Few of these giants survived the early forestry boom of the Kootenays, but the next generation of larch carpets our low-elevation slopes, and these younger trees still put on an incredible autumn show. Kimberley/Cranbrook areas, Elko (Silver Springs Lakes), Fernie and the Yahk Valley boast extra high densities of Western Larch. These larch tree begin to turn a little later in the season, mid-Oct to mid-November.
These bonsai-like golden forms against a backdrop of an early snowfall and crystal blue Kootenay skies is well worth a hike. Some ancient Grandmother alpine larches have been leaning into the mountain winds for close to 2,000 years.

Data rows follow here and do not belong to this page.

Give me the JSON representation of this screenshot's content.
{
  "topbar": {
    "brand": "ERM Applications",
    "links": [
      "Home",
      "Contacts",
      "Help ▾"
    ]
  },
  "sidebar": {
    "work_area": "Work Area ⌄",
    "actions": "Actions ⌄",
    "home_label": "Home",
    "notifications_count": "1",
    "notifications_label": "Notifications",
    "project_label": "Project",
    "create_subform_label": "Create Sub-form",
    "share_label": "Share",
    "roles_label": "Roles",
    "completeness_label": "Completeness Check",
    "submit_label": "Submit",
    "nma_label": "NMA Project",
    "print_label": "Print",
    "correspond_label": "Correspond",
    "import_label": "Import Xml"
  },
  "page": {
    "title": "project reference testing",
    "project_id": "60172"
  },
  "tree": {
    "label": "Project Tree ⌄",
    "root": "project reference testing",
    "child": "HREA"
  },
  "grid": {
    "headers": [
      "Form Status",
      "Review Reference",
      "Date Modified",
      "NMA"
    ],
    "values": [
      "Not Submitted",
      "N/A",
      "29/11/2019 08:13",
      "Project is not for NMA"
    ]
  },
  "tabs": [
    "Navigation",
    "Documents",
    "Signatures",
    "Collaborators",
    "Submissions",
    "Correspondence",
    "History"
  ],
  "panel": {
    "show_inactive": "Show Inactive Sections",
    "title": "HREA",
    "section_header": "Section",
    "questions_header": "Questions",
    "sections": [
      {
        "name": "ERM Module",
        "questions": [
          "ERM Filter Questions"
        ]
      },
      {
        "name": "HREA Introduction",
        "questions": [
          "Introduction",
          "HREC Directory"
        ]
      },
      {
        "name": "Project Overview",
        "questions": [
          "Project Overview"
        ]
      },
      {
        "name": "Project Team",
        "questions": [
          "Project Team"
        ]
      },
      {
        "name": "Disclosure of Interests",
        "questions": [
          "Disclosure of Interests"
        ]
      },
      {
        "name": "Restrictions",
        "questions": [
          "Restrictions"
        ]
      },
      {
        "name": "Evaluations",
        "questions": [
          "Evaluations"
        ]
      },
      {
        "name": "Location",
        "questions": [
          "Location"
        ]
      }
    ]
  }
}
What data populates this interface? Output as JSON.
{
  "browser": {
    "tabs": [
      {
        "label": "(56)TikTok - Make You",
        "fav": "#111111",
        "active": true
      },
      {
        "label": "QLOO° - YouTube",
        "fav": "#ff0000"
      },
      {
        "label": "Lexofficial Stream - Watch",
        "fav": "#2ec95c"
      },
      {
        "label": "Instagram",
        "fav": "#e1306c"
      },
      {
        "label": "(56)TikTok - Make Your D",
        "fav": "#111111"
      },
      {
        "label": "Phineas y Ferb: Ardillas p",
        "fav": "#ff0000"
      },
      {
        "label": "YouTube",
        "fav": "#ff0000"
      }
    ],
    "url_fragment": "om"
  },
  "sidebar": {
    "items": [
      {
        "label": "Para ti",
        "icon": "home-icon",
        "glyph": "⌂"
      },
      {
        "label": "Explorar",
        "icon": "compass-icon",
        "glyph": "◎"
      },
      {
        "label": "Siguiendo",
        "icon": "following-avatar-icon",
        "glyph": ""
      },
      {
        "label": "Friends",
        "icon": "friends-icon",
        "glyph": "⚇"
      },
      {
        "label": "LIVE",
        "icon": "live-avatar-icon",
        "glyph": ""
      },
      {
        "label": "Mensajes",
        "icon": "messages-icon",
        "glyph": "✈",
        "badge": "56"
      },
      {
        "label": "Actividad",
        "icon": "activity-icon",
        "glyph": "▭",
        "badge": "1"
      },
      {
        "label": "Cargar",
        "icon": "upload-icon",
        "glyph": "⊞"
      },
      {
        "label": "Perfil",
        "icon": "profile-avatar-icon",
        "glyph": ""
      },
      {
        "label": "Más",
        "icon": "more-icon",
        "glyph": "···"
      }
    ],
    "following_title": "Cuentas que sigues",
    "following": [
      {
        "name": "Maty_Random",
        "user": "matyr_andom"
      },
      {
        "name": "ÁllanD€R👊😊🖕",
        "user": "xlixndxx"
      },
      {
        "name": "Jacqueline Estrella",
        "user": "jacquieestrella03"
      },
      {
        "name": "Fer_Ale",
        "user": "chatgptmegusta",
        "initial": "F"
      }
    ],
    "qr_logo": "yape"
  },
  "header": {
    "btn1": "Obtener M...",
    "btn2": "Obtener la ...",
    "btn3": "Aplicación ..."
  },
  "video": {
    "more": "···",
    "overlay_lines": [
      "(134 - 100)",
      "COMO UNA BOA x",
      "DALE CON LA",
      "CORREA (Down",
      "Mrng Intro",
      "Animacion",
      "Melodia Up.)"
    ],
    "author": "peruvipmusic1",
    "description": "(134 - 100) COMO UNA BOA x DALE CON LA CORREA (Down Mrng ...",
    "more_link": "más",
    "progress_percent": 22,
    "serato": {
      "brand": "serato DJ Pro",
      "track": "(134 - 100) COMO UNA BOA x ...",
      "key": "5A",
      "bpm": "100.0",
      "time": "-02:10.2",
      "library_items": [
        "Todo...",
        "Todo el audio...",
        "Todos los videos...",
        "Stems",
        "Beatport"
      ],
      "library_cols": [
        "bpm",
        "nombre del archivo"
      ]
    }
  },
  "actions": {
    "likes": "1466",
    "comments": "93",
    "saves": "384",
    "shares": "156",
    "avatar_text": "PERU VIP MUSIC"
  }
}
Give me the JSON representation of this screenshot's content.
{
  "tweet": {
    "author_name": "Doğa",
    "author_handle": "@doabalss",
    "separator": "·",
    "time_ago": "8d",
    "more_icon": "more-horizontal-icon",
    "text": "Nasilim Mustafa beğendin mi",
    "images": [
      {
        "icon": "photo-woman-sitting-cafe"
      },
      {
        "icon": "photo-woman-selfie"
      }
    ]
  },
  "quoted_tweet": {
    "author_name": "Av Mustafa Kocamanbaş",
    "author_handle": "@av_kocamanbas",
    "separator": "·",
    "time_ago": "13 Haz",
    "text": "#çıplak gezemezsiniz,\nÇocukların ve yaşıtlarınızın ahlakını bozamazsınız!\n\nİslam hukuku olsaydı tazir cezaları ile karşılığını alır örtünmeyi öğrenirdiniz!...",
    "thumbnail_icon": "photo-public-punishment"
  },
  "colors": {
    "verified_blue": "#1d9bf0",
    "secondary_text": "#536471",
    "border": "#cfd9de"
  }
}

Playwest Mountain Experience is offering guided tours in the Purcell Mountains starting in mid-September to mid-October. See the stunning alpine larch trees up close. This fall experience is suitable for all hiking levels and includes a professional guide and a freshly packed lunch.
Toby Creek Adventures at the base of Panorama Mountain Resort offers ATV guided tours to the area’s spectacular golden alpine larch trees. A 4WD ATV or Side-By-Side is the easiest way to travel to the high alpine (2,438 m. / 8,000 ft. elevation) to see these larch trees. This natural spectacle only lasts for a few weeks each fall season, so book early.
Know Before You Go – Plan ahead so you can travel safely and responsibly. Familiarize yourself with weather, road conditions, general alerts for travellers and provincial health orders & recommendations.
~ Accessible Trails in the Kootenays
~ Adventures for All: Accessible & Adaptive Sports Road Trip
~ Best Summit Hikes in the Kootenays
~ Easy Kootenay Hikes: To 360 Degree Vista Views
~ Everything is Local
~ Follow the Trail: Kootenay Hiking Adventures
~ Get Informed: Before Your Wild Adventure in the Kootenays
~ Hike, Pedal, Roll & Ski: Our Kootenay Rails to Trails
~ Human Powered: The Westside Legacy Trail
~ Keeping the Kootenays Natural
~ Kootenay Ambassadors: Mindful Explorers
~ Outdoor Adventures: Unique to the Kootenays
~ Out Your Back Door: Kootenay Community Treks
~ We are All Connected
Top/cover photo by David Gluns at Monica Meadows (across Kootenay Lake from Kaslo, BC).
Please tag your images with @KootRocks on Instagram to be featured in a future social post. For travel deals and specials – sign up for our Consumer Travellers Newsletter.